[Records from a data collection]
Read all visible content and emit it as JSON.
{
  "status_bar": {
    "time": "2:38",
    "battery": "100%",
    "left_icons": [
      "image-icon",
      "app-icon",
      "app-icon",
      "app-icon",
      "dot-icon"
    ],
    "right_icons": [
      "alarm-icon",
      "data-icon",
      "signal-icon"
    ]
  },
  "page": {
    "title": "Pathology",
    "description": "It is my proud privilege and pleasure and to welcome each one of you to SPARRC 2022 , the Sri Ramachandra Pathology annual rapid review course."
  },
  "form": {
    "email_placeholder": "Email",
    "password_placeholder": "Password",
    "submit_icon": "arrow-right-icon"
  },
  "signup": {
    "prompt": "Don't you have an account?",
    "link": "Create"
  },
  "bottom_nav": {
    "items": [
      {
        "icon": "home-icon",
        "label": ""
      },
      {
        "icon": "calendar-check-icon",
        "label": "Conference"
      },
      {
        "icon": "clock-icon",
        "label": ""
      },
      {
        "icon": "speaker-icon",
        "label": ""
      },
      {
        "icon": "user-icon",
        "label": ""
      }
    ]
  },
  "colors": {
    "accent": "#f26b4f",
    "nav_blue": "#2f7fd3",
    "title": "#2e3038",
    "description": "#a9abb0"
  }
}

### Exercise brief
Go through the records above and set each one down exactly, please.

### Completed exercise
Read all visible content and emit it as JSON.
{
  "status_bar": {
    "time": "2:38",
    "battery": "100%",
    "left_icons": [
      "image-icon",
      "app-icon",
      "app-icon",
      "app-icon",
      "dot-icon"
    ],
    "right_icons": [
      "alarm-icon",
      "data-icon",
      "signal-icon"
    ]
  },
  "page": {
    "title": "Pathology",
    "description": "It is my proud privilege and pleasure and to welcome each one of you to SPARRC 2022 , the Sri Ramachandra Pathology annual rapid review course."
  },
  "form": {
    "email_placeholder": "Email",
    "password_placeholder": "Password",
    "submit_icon": "arrow-right-icon"
  },
  "signup": {
    "prompt": "Don't you have an account?",
    "link": "Create"
  },
  "bottom_nav": {
    "items": [
      {
        "icon": "home-icon",
        "label": ""
      },
      {
        "icon": "calendar-check-icon",
        "label": "Conference"
      },
      {
        "icon": "clock-icon",
        "label": ""
      },
      {
        "icon": "speaker-icon",
        "label": ""
      },
      {
        "icon": "user-icon",
        "label": ""
      }
    ]
  },
  "colors": {
    "accent": "#f26b4f",
    "nav_blue": "#2f7fd3",
    "title": "#2e3038",
    "description": "#a9abb0"
  }
}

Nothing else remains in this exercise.